Stephanie Doyon's Cedar Hole is a town where, "when a person rose above the lot, everyone else looked around and thought they were sinking. Balance had to be restored, and if fate didn't see to it, the citizens of Cedar Hole took it upon themselves to make sure that victory and defeat were served up in equal portions." Francis "Spud" Pinkham learns this lesson as well if not better than anyone. As the youngest of 10 children, and the only boy, he suffers at the hands of his nine tomboy sisters, most especially from their ringleader, Jackie, the oldest and biggest hellion of them all. But while he fears Jackie, he simply dislikes his classmate Robert Cutler. Robert is the town's golden boy, one who seems destined for greater things, but for whom Cedar Hole is nevertheless the center of the universe. It is his image against whom all others in town are compared and found lacking. Spud is able to get by in life, but with the constant lessons his sisters provide, he never becomes too comfortable -- imminent misfortune is always to be expected. When fortune finally seems to shine down on him when he's in his mid-30s, Francis cannot trust his luck, to his wife's and children's frustration.
Cedar Hole is a small town that's provincial in its outlook and unlike anywhere I've ever lived. At the same time, I can't help but feel that it conveys a genuine feel of small-town America. Doyon breathes life into the the stock characters, from the town's Chief Wiggum-like police officer, to the school's fourth-grade teacher; and into the petty disputes and personal relationships. Reading of Spud as a child and teen is a delight. As an adult, after he's been made small by the life he's lived, it's somewhat painful yet wholly captivating.
With most books, I get caught up in the plot and never stop until I reach the end.

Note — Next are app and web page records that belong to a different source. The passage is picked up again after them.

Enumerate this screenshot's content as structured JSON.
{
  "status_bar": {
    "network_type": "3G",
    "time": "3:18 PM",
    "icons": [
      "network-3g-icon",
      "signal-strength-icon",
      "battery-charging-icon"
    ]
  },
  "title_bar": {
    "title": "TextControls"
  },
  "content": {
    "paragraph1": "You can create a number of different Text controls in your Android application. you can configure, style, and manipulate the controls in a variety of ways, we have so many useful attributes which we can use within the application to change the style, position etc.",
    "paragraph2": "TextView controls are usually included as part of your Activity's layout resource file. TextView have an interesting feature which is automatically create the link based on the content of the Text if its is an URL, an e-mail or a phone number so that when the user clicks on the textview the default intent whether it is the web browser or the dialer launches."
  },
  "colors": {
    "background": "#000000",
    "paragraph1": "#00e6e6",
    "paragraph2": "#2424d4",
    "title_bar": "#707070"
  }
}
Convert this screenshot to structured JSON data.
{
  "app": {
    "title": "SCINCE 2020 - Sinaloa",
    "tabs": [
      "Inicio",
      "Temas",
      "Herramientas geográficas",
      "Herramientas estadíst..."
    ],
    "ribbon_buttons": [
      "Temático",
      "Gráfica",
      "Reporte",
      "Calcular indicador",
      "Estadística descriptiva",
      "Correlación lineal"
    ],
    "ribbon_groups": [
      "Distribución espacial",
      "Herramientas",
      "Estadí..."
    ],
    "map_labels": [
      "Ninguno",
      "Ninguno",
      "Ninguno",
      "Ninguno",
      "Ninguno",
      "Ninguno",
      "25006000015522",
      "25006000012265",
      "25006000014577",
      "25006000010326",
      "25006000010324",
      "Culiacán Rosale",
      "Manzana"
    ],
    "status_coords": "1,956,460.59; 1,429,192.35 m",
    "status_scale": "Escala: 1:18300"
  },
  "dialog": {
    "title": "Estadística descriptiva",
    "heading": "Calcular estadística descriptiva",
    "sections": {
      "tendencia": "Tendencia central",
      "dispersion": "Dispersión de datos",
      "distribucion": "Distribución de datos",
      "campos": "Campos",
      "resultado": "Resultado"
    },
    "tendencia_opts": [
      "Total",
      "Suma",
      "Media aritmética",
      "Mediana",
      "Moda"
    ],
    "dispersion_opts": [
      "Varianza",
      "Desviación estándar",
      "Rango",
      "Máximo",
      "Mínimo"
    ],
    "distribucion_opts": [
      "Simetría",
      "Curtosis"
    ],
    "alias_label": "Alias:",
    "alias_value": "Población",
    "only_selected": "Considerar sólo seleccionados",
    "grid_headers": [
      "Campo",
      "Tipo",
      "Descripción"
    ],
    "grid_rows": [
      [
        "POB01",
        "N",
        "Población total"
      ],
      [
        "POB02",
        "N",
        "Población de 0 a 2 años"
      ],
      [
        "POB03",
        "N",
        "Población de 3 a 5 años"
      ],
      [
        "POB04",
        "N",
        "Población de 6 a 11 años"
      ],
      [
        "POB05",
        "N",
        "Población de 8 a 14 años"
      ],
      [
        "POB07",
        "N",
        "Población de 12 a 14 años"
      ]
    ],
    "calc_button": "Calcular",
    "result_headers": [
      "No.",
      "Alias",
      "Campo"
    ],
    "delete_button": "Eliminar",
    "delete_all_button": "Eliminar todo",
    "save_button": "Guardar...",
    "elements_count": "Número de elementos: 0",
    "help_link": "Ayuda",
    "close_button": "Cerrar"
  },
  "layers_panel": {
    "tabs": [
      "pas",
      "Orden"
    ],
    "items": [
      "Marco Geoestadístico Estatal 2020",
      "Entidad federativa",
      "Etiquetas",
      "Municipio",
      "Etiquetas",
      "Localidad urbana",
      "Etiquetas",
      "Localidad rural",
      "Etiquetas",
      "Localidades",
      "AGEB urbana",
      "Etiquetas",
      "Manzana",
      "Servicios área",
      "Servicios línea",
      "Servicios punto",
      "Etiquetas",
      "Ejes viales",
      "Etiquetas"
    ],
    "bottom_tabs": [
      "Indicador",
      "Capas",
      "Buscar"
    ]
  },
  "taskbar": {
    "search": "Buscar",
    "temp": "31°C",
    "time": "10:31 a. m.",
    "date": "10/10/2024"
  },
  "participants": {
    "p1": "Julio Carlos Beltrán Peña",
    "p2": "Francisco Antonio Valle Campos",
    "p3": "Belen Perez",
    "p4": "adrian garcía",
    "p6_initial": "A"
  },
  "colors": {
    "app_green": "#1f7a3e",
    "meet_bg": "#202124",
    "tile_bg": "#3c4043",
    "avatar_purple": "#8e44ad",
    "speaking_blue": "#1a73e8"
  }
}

Here I was far more deliberate. At no point did I ever want to put the book away -- I just put it down for spells so I could savor it.